* **Task instructions**
Your task is to write out all of the records once more, exactly.

Start of Record set

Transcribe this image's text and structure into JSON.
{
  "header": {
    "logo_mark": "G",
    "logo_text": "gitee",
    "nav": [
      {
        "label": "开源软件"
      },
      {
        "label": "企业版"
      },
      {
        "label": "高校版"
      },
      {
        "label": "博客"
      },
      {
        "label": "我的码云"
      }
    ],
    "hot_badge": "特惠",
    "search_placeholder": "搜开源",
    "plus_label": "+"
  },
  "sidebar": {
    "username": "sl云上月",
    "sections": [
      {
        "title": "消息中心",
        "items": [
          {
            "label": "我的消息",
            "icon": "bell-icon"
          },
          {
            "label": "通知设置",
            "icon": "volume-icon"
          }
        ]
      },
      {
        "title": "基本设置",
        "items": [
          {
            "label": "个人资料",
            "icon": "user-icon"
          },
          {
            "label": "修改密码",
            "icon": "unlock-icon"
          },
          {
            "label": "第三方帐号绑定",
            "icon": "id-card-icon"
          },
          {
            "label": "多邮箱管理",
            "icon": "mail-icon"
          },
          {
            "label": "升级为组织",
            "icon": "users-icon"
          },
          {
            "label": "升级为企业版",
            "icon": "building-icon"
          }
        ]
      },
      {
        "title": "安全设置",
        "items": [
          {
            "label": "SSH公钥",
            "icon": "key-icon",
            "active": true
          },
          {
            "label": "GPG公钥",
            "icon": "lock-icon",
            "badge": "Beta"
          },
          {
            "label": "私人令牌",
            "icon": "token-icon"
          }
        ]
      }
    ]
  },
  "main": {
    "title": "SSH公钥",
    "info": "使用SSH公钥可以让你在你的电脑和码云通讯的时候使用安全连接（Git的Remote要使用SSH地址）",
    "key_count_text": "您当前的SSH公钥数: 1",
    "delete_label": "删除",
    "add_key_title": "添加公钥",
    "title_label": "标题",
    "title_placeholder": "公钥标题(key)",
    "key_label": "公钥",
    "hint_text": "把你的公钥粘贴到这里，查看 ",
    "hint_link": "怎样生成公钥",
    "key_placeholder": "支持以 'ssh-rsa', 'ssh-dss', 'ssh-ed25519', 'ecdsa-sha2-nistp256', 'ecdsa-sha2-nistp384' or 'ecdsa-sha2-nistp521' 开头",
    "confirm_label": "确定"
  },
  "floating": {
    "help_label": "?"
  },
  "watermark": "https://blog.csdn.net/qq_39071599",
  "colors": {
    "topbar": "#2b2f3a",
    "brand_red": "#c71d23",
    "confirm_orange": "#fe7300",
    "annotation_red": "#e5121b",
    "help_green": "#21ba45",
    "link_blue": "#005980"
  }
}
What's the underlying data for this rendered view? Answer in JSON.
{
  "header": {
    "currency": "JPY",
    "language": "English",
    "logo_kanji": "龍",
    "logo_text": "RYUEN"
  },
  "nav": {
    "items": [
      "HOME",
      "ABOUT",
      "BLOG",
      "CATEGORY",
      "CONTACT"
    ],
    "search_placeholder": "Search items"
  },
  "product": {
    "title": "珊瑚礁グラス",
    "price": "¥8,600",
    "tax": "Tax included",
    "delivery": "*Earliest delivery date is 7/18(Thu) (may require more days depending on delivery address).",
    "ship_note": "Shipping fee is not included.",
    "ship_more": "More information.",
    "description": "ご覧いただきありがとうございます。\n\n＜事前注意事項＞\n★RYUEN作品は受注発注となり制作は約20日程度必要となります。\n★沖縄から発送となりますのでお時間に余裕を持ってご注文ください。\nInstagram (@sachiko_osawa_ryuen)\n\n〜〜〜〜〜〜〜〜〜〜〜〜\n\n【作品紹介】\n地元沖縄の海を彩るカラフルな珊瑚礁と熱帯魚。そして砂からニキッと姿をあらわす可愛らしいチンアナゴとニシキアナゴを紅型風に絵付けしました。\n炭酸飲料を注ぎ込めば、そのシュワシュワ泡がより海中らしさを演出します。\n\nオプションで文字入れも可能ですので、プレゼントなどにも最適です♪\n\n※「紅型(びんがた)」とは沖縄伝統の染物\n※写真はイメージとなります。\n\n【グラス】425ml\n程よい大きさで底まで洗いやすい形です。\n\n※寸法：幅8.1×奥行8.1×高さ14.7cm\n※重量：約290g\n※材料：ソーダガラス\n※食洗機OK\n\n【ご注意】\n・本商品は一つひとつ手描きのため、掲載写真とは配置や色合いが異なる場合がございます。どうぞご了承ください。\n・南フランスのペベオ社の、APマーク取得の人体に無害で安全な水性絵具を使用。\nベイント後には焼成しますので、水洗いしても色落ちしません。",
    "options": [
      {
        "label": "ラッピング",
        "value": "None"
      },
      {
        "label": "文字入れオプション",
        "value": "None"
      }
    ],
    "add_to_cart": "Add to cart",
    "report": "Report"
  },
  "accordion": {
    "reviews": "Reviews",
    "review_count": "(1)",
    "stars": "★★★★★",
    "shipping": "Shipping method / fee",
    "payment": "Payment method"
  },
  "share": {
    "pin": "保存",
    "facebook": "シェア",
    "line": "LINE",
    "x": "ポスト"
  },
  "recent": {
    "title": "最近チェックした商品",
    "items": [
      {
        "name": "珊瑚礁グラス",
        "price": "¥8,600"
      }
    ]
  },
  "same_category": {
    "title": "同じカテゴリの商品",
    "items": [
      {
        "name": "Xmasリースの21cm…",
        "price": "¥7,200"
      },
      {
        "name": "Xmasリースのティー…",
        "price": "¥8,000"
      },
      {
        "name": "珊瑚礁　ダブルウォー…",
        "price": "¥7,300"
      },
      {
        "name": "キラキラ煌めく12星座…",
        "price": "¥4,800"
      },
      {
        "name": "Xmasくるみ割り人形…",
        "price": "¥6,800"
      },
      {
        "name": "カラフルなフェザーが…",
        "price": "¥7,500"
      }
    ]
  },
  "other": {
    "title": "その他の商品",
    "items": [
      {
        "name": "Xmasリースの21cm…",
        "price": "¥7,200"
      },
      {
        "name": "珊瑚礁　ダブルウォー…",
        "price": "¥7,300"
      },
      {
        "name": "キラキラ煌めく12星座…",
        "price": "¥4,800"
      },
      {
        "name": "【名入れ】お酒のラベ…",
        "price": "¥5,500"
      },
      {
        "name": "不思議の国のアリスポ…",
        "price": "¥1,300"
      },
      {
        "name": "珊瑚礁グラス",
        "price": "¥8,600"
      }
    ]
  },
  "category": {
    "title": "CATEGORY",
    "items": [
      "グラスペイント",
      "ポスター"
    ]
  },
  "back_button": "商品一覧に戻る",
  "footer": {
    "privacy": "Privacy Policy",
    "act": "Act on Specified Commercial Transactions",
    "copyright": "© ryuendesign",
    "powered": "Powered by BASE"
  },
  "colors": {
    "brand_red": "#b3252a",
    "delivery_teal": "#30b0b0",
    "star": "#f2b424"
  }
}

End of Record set

* **Written answer**
Transcribe this image's text and structure into JSON.
{
  "header": {
    "logo_mark": "G",
    "logo_text": "gitee",
    "nav": [
      {
        "label": "开源软件"
      },
      {
        "label": "企业版"
      },
      {
        "label": "高校版"
      },
      {
        "label": "博客"
      },
      {
        "label": "我的码云"
      }
    ],
    "hot_badge": "特惠",
    "search_placeholder": "搜开源",
    "plus_label": "+"
  },
  "sidebar": {
    "username": "sl云上月",
    "sections": [
      {
        "title": "消息中心",
        "items": [
          {
            "label": "我的消息",
            "icon": "bell-icon"
          },
          {
            "label": "通知设置",
            "icon": "volume-icon"
          }
        ]
      },
      {
        "title": "基本设置",
        "items": [
          {
            "label": "个人资料",
            "icon": "user-icon"
          },
          {
            "label": "修改密码",
            "icon": "unlock-icon"
          },
          {
            "label": "第三方帐号绑定",
            "icon": "id-card-icon"
          },
          {
            "label": "多邮箱管理",
            "icon": "mail-icon"
          },
          {
            "label": "升级为组织",
            "icon": "users-icon"
          },
          {
            "label": "升级为企业版",
            "icon": "building-icon"
          }
        ]
      },
      {
        "title": "安全设置",
        "items": [
          {
            "label": "SSH公钥",
            "icon": "key-icon",
            "active": true
          },
          {
            "label": "GPG公钥",
            "icon": "lock-icon",
            "badge": "Beta"
          },
          {
            "label": "私人令牌",
            "icon": "token-icon"
          }
        ]
      }
    ]
  },
  "main": {
    "title": "SSH公钥",
    "info": "使用SSH公钥可以让你在你的电脑和码云通讯的时候使用安全连接（Git的Remote要使用SSH地址）",
    "key_count_text": "您当前的SSH公钥数: 1",
    "delete_label": "删除",
    "add_key_title": "添加公钥",
    "title_label": "标题",
    "title_placeholder": "公钥标题(key)",
    "key_label": "公钥",
    "hint_text": "把你的公钥粘贴到这里，查看 ",
    "hint_link": "怎样生成公钥",
    "key_placeholder": "支持以 'ssh-rsa', 'ssh-dss', 'ssh-ed25519', 'ecdsa-sha2-nistp256', 'ecdsa-sha2-nistp384' or 'ecdsa-sha2-nistp521' 开头",
    "confirm_label": "确定"
  },
  "floating": {
    "help_label": "?"
  },
  "watermark": "https://blog.csdn.net/qq_39071599",
  "colors": {
    "topbar": "#2b2f3a",
    "brand_red": "#c71d23",
    "confirm_orange": "#fe7300",
    "annotation_red": "#e5121b",
    "help_green": "#21ba45",
    "link_blue": "#005980"
  }
}
What's the underlying data for this rendered view? Answer in JSON.
{
  "header": {
    "currency": "JPY",
    "language": "English",
    "logo_kanji": "龍",
    "logo_text": "RYUEN"
  },
  "nav": {
    "items": [
      "HOME",
      "ABOUT",
      "BLOG",
      "CATEGORY",
      "CONTACT"
    ],
    "search_placeholder": "Search items"
  },
  "product": {
    "title": "珊瑚礁グラス",
    "price": "¥8,600",
    "tax": "Tax included",
    "delivery": "*Earliest delivery date is 7/18(Thu) (may require more days depending on delivery address).",
    "ship_note": "Shipping fee is not included.",
    "ship_more": "More information.",
    "description": "ご覧いただきありがとうございます。\n\n＜事前注意事項＞\n★RYUEN作品は受注発注となり制作は約20日程度必要となります。\n★沖縄から発送となりますのでお時間に余裕を持ってご注文ください。\nInstagram (@sachiko_osawa_ryuen)\n\n〜〜〜〜〜〜〜〜〜〜〜〜\n\n【作品紹介】\n地元沖縄の海を彩るカラフルな珊瑚礁と熱帯魚。そして砂からニキッと姿をあらわす可愛らしいチンアナゴとニシキアナゴを紅型風に絵付けしました。\n炭酸飲料を注ぎ込めば、そのシュワシュワ泡がより海中らしさを演出します。\n\nオプションで文字入れも可能ですので、プレゼントなどにも最適です♪\n\n※「紅型(びんがた)」とは沖縄伝統の染物\n※写真はイメージとなります。\n\n【グラス】425ml\n程よい大きさで底まで洗いやすい形です。\n\n※寸法：幅8.1×奥行8.1×高さ14.7cm\n※重量：約290g\n※材料：ソーダガラス\n※食洗機OK\n\n【ご注意】\n・本商品は一つひとつ手描きのため、掲載写真とは配置や色合いが異なる場合がございます。どうぞご了承ください。\n・南フランスのペベオ社の、APマーク取得の人体に無害で安全な水性絵具を使用。\nベイント後には焼成しますので、水洗いしても色落ちしません。",
    "options": [
      {
        "label": "ラッピング",
        "value": "None"
      },
      {
        "label": "文字入れオプション",
        "value": "None"
      }
    ],
    "add_to_cart": "Add to cart",
    "report": "Report"
  },
  "accordion": {
    "reviews": "Reviews",
    "review_count": "(1)",
    "stars": "★★★★★",
    "shipping": "Shipping method / fee",
    "payment": "Payment method"
  },
  "share": {
    "pin": "保存",
    "facebook": "シェア",
    "line": "LINE",
    "x": "ポスト"
  },
  "recent": {
    "title": "最近チェックした商品",
    "items": [
      {
        "name": "珊瑚礁グラス",
        "price": "¥8,600"
      }
    ]
  },
  "same_category": {
    "title": "同じカテゴリの商品",
    "items": [
      {
        "name": "Xmasリースの21cm…",
        "price": "¥7,200"
      },
      {
        "name": "Xmasリースのティー…",
        "price": "¥8,000"
      },
      {
        "name": "珊瑚礁　ダブルウォー…",
        "price": "¥7,300"
      },
      {
        "name": "キラキラ煌めく12星座…",
        "price": "¥4,800"
      },
      {
        "name": "Xmasくるみ割り人形…",
        "price": "¥6,800"
      },
      {
        "name": "カラフルなフェザーが…",
        "price": "¥7,500"
      }
    ]
  },
  "other": {
    "title": "その他の商品",
    "items": [
      {
        "name": "Xmasリースの21cm…",
        "price": "¥7,200"
      },
      {
        "name": "珊瑚礁　ダブルウォー…",
        "price": "¥7,300"
      },
      {
        "name": "キラキラ煌めく12星座…",
        "price": "¥4,800"
      },
      {
        "name": "【名入れ】お酒のラベ…",
        "price": "¥5,500"
      },
      {
        "name": "不思議の国のアリスポ…",
        "price": "¥1,300"
      },
      {
        "name": "珊瑚礁グラス",
        "price": "¥8,600"
      }
    ]
  },
  "category": {
    "title": "CATEGORY",
    "items": [
      "グラスペイント",
      "ポスター"
    ]
  },
  "back_button": "商品一覧に戻る",
  "footer": {
    "privacy": "Privacy Policy",
    "act": "Act on Specified Commercial Transactions",
    "copyright": "© ryuendesign",
    "powered": "Powered by BASE"
  },
  "colors": {
    "brand_red": "#b3252a",
    "delivery_teal": "#30b0b0",
    "star": "#f2b424"
  }
}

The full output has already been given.